» Exercise aim
Where does the word "title" appear in the entries below? Copy each line that holds it.

» Given records
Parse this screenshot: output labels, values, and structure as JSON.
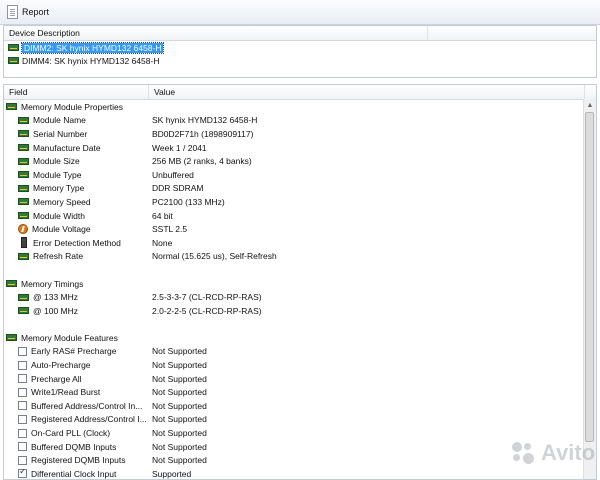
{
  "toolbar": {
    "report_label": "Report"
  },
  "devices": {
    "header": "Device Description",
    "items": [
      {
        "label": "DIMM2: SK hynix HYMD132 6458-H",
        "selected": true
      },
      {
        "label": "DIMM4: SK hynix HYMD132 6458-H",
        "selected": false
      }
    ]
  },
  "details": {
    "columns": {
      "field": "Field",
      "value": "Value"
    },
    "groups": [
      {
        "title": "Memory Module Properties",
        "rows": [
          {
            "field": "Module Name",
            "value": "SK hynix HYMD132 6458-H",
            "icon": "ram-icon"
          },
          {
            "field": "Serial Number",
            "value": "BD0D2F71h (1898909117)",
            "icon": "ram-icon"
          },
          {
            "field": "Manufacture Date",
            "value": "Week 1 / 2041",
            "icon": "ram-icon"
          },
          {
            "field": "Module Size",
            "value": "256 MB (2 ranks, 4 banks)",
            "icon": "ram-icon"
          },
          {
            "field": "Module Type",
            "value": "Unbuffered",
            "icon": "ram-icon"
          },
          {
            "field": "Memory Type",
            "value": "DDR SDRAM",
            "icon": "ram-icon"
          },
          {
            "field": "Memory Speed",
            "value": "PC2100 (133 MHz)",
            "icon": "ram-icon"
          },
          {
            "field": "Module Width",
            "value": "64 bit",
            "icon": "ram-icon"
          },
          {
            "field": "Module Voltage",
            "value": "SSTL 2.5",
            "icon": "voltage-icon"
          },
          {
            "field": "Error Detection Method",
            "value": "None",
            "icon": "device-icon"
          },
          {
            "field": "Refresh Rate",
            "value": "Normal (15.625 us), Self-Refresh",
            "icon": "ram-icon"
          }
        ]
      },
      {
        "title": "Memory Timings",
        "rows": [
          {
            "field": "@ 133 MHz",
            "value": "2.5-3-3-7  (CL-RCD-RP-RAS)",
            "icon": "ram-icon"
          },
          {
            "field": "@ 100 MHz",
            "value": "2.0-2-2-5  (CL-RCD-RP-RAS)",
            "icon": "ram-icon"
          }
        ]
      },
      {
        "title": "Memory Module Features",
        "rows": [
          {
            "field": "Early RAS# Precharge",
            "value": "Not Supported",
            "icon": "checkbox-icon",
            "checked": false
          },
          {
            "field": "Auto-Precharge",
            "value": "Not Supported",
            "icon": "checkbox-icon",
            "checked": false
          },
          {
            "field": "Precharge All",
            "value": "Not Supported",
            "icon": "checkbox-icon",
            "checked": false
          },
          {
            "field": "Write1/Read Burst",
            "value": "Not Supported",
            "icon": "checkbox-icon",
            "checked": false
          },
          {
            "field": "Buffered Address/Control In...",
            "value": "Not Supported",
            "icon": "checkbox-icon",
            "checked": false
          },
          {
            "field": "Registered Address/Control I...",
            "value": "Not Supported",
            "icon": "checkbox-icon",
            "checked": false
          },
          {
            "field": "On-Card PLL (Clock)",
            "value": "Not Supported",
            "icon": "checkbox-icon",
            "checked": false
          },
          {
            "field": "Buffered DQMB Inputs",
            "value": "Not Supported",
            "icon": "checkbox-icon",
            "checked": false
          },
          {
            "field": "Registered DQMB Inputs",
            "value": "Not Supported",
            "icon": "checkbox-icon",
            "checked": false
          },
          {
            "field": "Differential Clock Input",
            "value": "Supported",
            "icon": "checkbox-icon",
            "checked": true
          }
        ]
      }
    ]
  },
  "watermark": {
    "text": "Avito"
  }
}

» Output of the exercise
        "title": "Memory Module Properties",
        "title": "Memory Timings",
        "title": "Memory Module Features",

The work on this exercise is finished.